1993 to possession with intent to sell and deliver cocaine.
Defendant asserts that the prejudice to him resulted from the
jury's knowledge that he had, in particular, a prior drug offense
The State did not elicit any substantive details concerning this
prior drug offense. As to the charge of felony possession of a
firearm by felon, there was considerable evidence of defendant's
guilt. Defendant was visibly nervous and attempted to walk away
after the vehicle was stopped. He was the operator of the vehicle.
While being placed under arrest and searched, defendant attempted
to dispose of the key to the glove compartment, the location where
the firearm was discovered. The police also found a commercial
receipt book in the passenger seat of the car, containing
defendant's name and signature on the front page, and found
defendant's tools in the trunk. This evidence tended to show that
defendant's possession of the vehicle was not, as he told police,
a one time test drive.
In light of the quantity and quality of the evidence
demonstrating defendant's possession of the firearm, we conclude
that the admission of evidence that defendant had a prior
conviction for a drug offense
did not affect the outcome of the
case. See, e.g., United States v. Miller
, 985 F. Supp. 1284 (1997)
(in light of other evidence, counsel's failure to stipulate todefendant's prior conviction did not prejudice the result of the
trial). Thus, even assuming, arguendo
, counsel's failure to
stipulate to defendant's prior felony conviction constituted
unreasonable ineffective assistance of counsel, we are unpersuaded
that such failure either undermined the reliability of the
proceeding or impacted the outcome. This assignment of error is

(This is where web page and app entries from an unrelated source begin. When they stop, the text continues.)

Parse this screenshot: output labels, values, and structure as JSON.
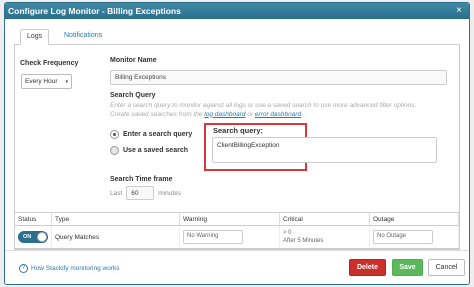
{
  "dialog": {
    "title": "Configure Log Monitor - Billing Exceptions",
    "close": "×"
  },
  "tabs": [
    {
      "label": "Logs"
    },
    {
      "label": "Notifications"
    }
  ],
  "check_frequency": {
    "label": "Check Frequency",
    "value": "Every Hour",
    "caret": "▾"
  },
  "monitor_name": {
    "label": "Monitor Name",
    "value": "Billing Exceptions"
  },
  "search_query": {
    "label": "Search Query",
    "hint_line1": "Enter a search query to monitor against all logs or use a saved search to use more advanced filter options.",
    "hint_line2_pre": "Create saved searches from the ",
    "hint_link1": "log dashboard",
    "hint_or": " or ",
    "hint_link2": "error dashboard",
    "hint_end": ".",
    "option_enter": "Enter a search query",
    "option_saved": "Use a saved search",
    "query_label": "Search query:",
    "query_value": "ClientBillingException"
  },
  "time_frame": {
    "label": "Search Time frame",
    "prefix": "Last",
    "value": "60",
    "unit": "minutes"
  },
  "table": {
    "headers": [
      "Status",
      "Type",
      "Warning",
      "Critical",
      "Outage"
    ],
    "row": {
      "status": "ON",
      "type": "Query Matches",
      "warning": "No Warning",
      "critical_line1": "> 0",
      "critical_line2": "After 5 Minutes",
      "outage": "No Outage"
    }
  },
  "footer": {
    "help": "How Stackify monitoring works",
    "help_icon": "?",
    "delete": "Delete",
    "save": "Save",
    "cancel": "Cancel"
  },
  "colors": {
    "titlebar": "#2a6f8c",
    "delete": "#c9302c",
    "save": "#5cb85c",
    "highlight": "#d9363e",
    "link": "#2a7ab0"
  }
}
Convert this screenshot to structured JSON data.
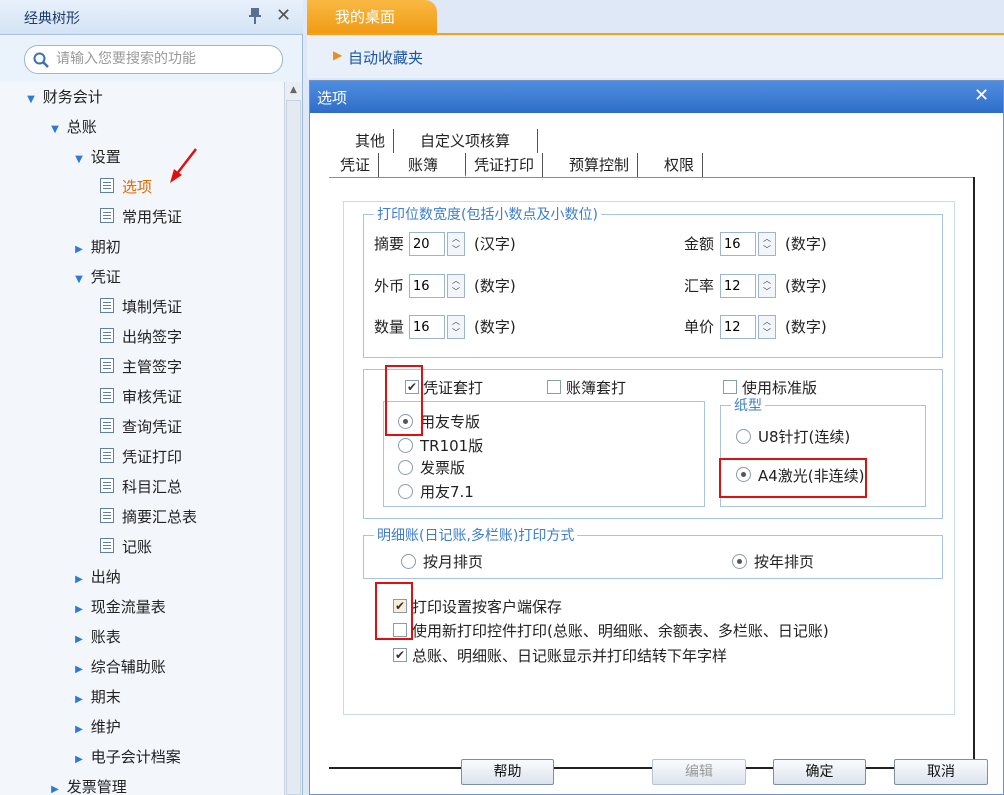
{
  "left_panel": {
    "title": "经典树形",
    "search_placeholder": "请输入您要搜索的功能",
    "tree": {
      "finance": "财务会计",
      "gl": "总账",
      "settings": "设置",
      "options": "选项",
      "common_voucher": "常用凭证",
      "opening": "期初",
      "voucher": "凭证",
      "fill_voucher": "填制凭证",
      "cashier_sign": "出纳签字",
      "supervisor_sign": "主管签字",
      "audit_voucher": "审核凭证",
      "query_voucher": "查询凭证",
      "print_voucher": "凭证打印",
      "account_summary": "科目汇总",
      "summary_table": "摘要汇总表",
      "bookkeeping": "记账",
      "cashier": "出纳",
      "cashflow": "现金流量表",
      "ledgers": "账表",
      "aux": "综合辅助账",
      "period_end": "期末",
      "maintenance": "维护",
      "e_archive": "电子会计档案",
      "invoice_mgmt": "发票管理"
    }
  },
  "top": {
    "tab_label": "我的桌面",
    "favorites_label": "自动收藏夹"
  },
  "dialog": {
    "title": "选项",
    "tabs_row1": [
      "其他",
      "自定义项核算"
    ],
    "tabs_row2": [
      "凭证",
      "账簿",
      "凭证打印",
      "预算控制",
      "权限"
    ],
    "print_width": {
      "label": "打印位数宽度(包括小数点及小数位)",
      "fields": {
        "summary": {
          "label": "摘要",
          "value": "20",
          "unit": "(汉字)"
        },
        "amount": {
          "label": "金额",
          "value": "16",
          "unit": "(数字)"
        },
        "foreign": {
          "label": "外币",
          "value": "16",
          "unit": "(数字)"
        },
        "rate": {
          "label": "汇率",
          "value": "12",
          "unit": "(数字)"
        },
        "quantity": {
          "label": "数量",
          "value": "16",
          "unit": "(数字)"
        },
        "price": {
          "label": "单价",
          "value": "12",
          "unit": "(数字)"
        }
      }
    },
    "print_mode": {
      "voucher_print": {
        "label": "凭证套打",
        "checked": true
      },
      "ledger_print": {
        "label": "账簿套打",
        "checked": false
      },
      "standard_edition": {
        "label": "使用标准版",
        "checked": false
      },
      "versions": [
        {
          "label": "用友专版",
          "selected": true
        },
        {
          "label": "TR101版",
          "selected": false
        },
        {
          "label": "发票版",
          "selected": false
        },
        {
          "label": "用友7.1",
          "selected": false
        }
      ],
      "paper": {
        "label": "纸型",
        "options": [
          {
            "label": "U8针打(连续)",
            "selected": false
          },
          {
            "label": "A4激光(非连续)",
            "selected": true
          }
        ]
      }
    },
    "detail_print": {
      "label": "明细账(日记账,多栏账)打印方式",
      "by_month": {
        "label": "按月排页",
        "selected": false
      },
      "by_year": {
        "label": "按年排页",
        "selected": true
      }
    },
    "checks": [
      {
        "label": "打印设置按客户端保存",
        "checked": true
      },
      {
        "label": "使用新打印控件打印(总账、明细账、余额表、多栏账、日记账)",
        "checked": false
      },
      {
        "label": "总账、明细账、日记账显示并打印结转下年字样",
        "checked": true
      }
    ],
    "buttons": {
      "help": "帮助",
      "edit": "编辑",
      "ok": "确定",
      "cancel": "取消"
    }
  },
  "colors": {
    "accent_orange": "#f19b16",
    "title_blue": "#2f6ec7",
    "highlight_red": "#e01010",
    "active_item": "#e06a00"
  }
}
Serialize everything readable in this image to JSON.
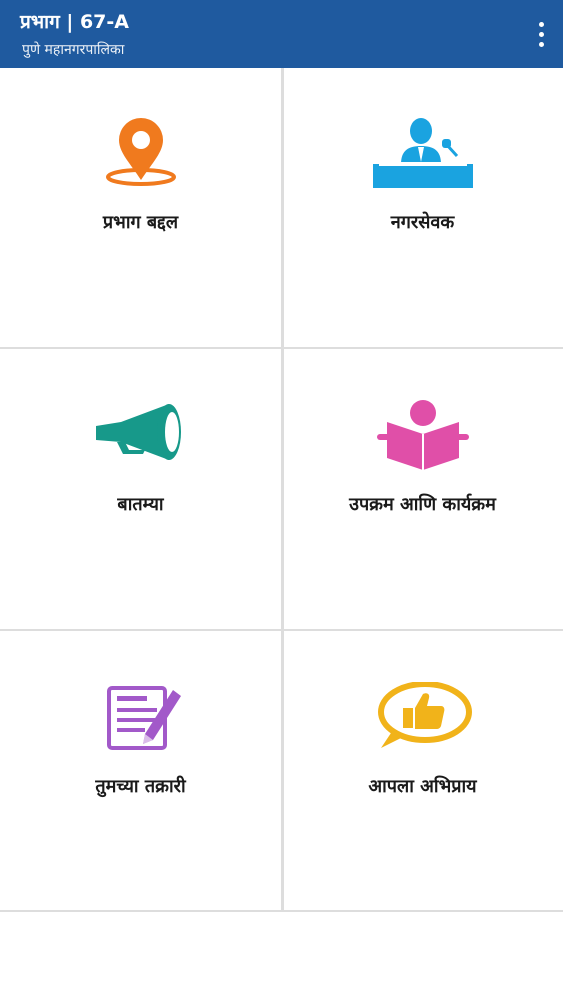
{
  "appbar": {
    "title": "प्रभाग | 67-A",
    "subtitle": "पुणे महानगरपालिका"
  },
  "tiles": [
    {
      "label": "प्रभाग बद्दल",
      "icon": "location-pin-icon",
      "color": "#f07a1e"
    },
    {
      "label": "नगरसेवक",
      "icon": "speaker-podium-icon",
      "color": "#1aa3e0"
    },
    {
      "label": "बातम्या",
      "icon": "megaphone-icon",
      "color": "#17998a"
    },
    {
      "label": "उपक्रम आणि कार्यक्रम",
      "icon": "reading-person-icon",
      "color": "#e04fa8"
    },
    {
      "label": "तुमच्या तक्रारी",
      "icon": "complaint-form-icon",
      "color": "#a259c9"
    },
    {
      "label": "आपला अभिप्राय",
      "icon": "thumbs-up-bubble-icon",
      "color": "#f1b31a"
    }
  ]
}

No error in part, reversed in part.
Judges McGEE and HUNTER concur.
Report per Rule 30(e).
*** Converted from WordPerfect ***